At milepost 339 on the Blue Ridge Parkway is another typical National Park Service campground. At this one, there was someone to greet and check us in at 4 pm, which was welcome especially as it was mere days before the campground closed for the season. We did not make reservations for a weekday so late in the season, but I would recommend you do so at peak times. There are three loops in this campground: one for RVs (but no hookups), and two for tents/vans. We drove around the tent/van loop, which was much more sparsely occupied, but not all of the pads were level. Many of the pads were meant to be shared with multiple campsites, making them more optimal for tent campers, but not out of the question for our van. We settled into Site 22 in the A (RV) loop, which was a pull-in side pad(making it easy in and out).

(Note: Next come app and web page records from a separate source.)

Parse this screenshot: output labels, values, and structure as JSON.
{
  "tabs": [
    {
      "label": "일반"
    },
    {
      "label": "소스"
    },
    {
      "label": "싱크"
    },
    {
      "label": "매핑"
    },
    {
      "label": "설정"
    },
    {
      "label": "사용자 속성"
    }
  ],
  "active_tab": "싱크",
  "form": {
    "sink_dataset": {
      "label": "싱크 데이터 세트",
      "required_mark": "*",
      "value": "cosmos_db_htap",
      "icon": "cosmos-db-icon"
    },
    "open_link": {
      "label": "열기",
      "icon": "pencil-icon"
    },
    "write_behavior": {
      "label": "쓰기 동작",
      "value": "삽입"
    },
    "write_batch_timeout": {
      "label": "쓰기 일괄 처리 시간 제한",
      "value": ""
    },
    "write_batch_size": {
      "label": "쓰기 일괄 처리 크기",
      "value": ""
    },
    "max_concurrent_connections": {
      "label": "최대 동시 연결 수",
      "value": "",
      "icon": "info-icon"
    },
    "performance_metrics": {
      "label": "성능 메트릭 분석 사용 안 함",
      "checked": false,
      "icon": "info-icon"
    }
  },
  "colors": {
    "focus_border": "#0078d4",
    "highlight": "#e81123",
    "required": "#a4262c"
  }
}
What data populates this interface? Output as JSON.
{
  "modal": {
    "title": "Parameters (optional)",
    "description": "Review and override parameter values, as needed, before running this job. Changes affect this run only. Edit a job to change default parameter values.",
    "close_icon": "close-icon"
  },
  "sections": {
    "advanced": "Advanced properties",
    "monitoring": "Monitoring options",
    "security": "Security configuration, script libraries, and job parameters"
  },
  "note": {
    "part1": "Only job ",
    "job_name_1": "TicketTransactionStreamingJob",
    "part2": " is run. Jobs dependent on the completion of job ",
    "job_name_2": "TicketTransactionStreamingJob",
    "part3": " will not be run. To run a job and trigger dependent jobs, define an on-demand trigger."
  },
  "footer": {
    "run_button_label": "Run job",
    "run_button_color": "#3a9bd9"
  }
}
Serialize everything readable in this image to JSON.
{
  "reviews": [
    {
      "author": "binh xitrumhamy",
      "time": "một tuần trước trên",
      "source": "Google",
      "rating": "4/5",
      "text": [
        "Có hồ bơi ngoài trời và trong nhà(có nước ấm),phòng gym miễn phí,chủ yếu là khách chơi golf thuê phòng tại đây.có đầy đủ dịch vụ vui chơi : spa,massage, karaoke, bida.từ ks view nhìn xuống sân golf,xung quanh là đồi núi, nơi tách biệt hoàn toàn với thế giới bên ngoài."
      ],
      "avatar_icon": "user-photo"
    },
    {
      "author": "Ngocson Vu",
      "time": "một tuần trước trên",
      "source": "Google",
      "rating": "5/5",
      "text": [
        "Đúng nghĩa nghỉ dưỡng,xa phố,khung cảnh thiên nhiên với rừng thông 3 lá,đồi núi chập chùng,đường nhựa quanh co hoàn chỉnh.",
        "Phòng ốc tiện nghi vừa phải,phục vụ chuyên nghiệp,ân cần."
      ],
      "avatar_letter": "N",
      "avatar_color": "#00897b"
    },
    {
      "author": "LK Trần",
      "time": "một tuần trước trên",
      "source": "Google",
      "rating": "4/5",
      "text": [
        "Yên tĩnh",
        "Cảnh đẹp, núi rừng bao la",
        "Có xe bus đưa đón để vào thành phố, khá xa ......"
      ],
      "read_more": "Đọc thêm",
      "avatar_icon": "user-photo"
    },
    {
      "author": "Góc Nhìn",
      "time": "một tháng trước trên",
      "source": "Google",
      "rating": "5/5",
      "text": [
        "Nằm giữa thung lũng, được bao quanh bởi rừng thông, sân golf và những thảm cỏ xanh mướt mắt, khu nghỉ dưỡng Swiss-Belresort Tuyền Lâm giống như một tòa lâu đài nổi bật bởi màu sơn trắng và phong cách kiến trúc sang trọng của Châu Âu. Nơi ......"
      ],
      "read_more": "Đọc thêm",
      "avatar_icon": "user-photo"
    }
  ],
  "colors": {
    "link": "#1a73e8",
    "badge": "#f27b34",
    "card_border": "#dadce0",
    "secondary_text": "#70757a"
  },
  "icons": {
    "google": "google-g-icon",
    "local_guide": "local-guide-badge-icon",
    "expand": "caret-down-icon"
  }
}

Restrooms are typical of what I’ve come to expect in NPS campgrounds– functional but not luxurious. Three stalls plus what looked to have once been a fourth. Two sinks but the water was sparse in one and dripped from the other. No showers but there was a soap dispenser, garbage receptacle, and lights, things not always found in NPS campground bathrooms!
The biggest draw to this campground is the 2.5-mile loop hike to Crabtree Falls. I recommend you hike in a clockwise direction, starting from the B loop and ending in the A loop. This leaves the bulk of the strenuous climbing for the end, rather than descending sharply at the beginning. The waterfall was beautiful, likely made more so due to recent rains.